Elder Financial Abuse
Mark’s financial investigative background, and his interest in helping older people who have been defrauded, makes him uniquely qualified to assist in uncovering and preventing elder financial abuse. It’s an area that he’s passionate about helping to alleviate.
According to the U.S. Department of Justice, financial exploitation of the elderly is one of the most frequently reported forms of elder abuse. The National Center on Elder Abuse estimates that such abuse costs older adults around $2.9 billion annually, a problem that’s only expected to increase in the coming years as the elderly population grows. By 2030, people aged 65 and older will constitute 20% of the total U.S. population with those aged 85 and older ranking as one of the fastest growing populations in the country.
The federal Elder Justice Act, enacted in 2010, defines financial exploitation of the elderly as, “the fraudulent or otherwise illegal, unauthorized, or improper act . . . that uses the resources of an elder for monetary or personal benefit, profit, or gain, or that results in depriving an elder the rightful access to, or use of, benefits, resources, belongings, or assets.”
Their advanced age and increased dependence on others results in the elderly person being particularly vulnerable to financial exploitation. This is especially the case where an elderly individual suffers from some mental incapacity that renders them incapable of making sound financial decisions.
Elder financial abuse can take many forms. These include scams by telemarketers, forgery, identity theft, or the use of undue influence to pressure an older adult to transfer his or her assets. Much of elder financial abuse takes place in domestic settings, and is caused by family members.

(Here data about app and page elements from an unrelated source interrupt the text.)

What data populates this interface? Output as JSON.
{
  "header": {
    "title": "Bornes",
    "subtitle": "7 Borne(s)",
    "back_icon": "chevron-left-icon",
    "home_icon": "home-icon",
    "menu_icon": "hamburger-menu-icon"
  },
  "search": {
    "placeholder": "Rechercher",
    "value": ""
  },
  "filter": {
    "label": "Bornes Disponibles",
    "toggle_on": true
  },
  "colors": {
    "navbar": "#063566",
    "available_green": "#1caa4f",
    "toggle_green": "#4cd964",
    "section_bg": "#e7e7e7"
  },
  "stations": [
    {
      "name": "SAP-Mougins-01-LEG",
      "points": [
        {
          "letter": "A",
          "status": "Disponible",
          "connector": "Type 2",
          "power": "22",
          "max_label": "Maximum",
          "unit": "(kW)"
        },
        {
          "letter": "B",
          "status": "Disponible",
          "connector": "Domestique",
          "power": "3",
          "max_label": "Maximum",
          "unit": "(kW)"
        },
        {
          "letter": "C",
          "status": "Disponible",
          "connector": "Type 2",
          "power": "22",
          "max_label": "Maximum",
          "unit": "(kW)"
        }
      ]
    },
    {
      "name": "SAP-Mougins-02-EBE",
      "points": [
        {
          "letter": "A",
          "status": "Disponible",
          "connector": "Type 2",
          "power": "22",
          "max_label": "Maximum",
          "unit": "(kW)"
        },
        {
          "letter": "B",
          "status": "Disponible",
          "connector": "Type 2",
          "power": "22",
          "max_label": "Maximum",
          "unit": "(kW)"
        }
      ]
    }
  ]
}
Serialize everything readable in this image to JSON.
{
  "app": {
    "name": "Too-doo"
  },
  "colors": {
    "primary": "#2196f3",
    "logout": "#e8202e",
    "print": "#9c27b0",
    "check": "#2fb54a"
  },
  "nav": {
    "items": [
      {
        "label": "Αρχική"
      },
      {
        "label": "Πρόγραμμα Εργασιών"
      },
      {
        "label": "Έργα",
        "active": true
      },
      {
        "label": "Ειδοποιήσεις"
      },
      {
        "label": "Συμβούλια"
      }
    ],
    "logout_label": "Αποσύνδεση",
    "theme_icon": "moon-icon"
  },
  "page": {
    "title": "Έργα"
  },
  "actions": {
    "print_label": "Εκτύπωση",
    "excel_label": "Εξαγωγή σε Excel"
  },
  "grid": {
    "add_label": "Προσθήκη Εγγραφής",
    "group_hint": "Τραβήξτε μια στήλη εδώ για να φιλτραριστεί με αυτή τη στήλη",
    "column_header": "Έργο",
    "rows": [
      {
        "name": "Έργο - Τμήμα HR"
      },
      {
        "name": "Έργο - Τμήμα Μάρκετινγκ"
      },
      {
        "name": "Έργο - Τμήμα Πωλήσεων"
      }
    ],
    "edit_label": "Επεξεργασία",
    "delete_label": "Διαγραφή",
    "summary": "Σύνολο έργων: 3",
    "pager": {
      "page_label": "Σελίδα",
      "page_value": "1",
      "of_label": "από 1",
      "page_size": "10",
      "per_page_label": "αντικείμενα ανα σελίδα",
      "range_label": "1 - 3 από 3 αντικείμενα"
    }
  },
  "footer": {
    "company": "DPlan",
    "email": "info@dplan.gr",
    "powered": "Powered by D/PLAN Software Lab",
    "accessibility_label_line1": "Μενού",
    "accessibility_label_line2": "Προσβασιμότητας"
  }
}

This can be done through promises of lifelong care or through the use of a power of attorney authorizing the perpetrator to access an elder’s financial assets.